Tickets in Github

We use Github tickets (“issues” in Github terminology) to define and track issues and potential issues at the repository level.

Tickets should generally be created:

Any code change pushed to a repository should be associated with a ticket, with only rare exceptions.

Any person in STG/LIT may create a ticket in an STG/LIT project repository. Often our projects include partners outside STG/LIT, and those project team members may also create tickets in the appropriate repository.

Anatomy of a Ticket

####Title:

####Description: The description should concisely, yet sufficiently describe the scope of work and desired result. It should be specific enough that a pull request addressing this ticket can be tested to determine whether it accurately implements the change.

Descriptions should include #references to other tickets where appropriate. This helps to navigate between cross-connected issues. When mentioning other github users, use @mentions, as this will trigger Github to notify each user mentioned. (See Github’s guide to notifications, references, mentions, etc..)

Defects (“bugs”) should include the following:

Adding comments

In general, do comment liberally in the Description section.
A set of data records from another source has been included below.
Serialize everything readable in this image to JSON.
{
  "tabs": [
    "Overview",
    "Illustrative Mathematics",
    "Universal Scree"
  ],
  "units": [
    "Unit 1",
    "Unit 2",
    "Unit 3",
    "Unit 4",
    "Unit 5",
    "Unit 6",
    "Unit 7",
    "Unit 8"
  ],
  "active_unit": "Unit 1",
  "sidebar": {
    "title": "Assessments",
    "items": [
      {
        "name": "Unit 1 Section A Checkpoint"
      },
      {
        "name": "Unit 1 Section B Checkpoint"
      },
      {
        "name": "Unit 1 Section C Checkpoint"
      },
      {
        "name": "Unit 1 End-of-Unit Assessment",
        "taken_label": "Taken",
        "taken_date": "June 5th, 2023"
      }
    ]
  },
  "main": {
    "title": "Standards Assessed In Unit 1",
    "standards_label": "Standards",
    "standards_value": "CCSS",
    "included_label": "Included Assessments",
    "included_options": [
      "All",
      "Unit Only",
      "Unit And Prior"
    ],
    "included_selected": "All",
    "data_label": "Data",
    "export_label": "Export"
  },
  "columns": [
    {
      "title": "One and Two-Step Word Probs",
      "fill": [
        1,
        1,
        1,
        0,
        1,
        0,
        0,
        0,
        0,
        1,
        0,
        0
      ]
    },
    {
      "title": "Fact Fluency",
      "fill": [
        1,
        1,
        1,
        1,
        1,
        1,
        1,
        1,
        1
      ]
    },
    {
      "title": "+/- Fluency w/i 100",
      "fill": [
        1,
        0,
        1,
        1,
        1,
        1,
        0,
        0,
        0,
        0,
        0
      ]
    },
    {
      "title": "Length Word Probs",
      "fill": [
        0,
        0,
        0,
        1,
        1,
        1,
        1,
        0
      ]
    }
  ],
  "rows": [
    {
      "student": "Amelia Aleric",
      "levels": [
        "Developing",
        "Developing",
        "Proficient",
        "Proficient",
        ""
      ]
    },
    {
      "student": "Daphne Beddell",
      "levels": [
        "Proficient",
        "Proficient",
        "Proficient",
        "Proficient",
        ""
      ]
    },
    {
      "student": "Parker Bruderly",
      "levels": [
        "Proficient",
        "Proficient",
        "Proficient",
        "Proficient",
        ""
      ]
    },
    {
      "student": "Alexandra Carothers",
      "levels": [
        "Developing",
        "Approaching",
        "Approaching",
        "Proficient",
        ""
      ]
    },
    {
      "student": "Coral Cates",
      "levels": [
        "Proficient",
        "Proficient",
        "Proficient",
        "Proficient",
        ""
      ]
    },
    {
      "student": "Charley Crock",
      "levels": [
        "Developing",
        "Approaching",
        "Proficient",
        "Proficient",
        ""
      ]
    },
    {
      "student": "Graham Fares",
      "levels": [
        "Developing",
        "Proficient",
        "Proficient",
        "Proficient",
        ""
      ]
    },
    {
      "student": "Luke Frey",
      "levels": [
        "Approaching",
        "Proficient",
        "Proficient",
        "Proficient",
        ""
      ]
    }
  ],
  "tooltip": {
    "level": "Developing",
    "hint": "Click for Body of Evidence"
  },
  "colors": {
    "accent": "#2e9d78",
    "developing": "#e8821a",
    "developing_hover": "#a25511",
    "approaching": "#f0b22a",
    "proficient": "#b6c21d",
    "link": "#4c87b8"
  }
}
Github doesn’t charge us per word.

If a discussion about a ticket occurs in real life (and we encourage real-life discussions here), go ahead and add some notes into the ticket to capture the important points of the discussion. Adding this into the ticket is helpful for many reasons, including:

####Tags (Labels): Tagging tickets is optional, but can be very useful. These tags should be used when applicable:

Multiple tags may certainly be applied to a ticket.

Ad-hoc tags may be created and used as appropriate per project.

A useful feature of Github is the ability to filter issues by label.

####Assignee:

####Milestone:

Pull Requests Are Github Issues (Tickets) Too

As far as Github is concerned, a Pull Request (“PR”) is just another type of Issue. We like the creator of a Pull Request to include: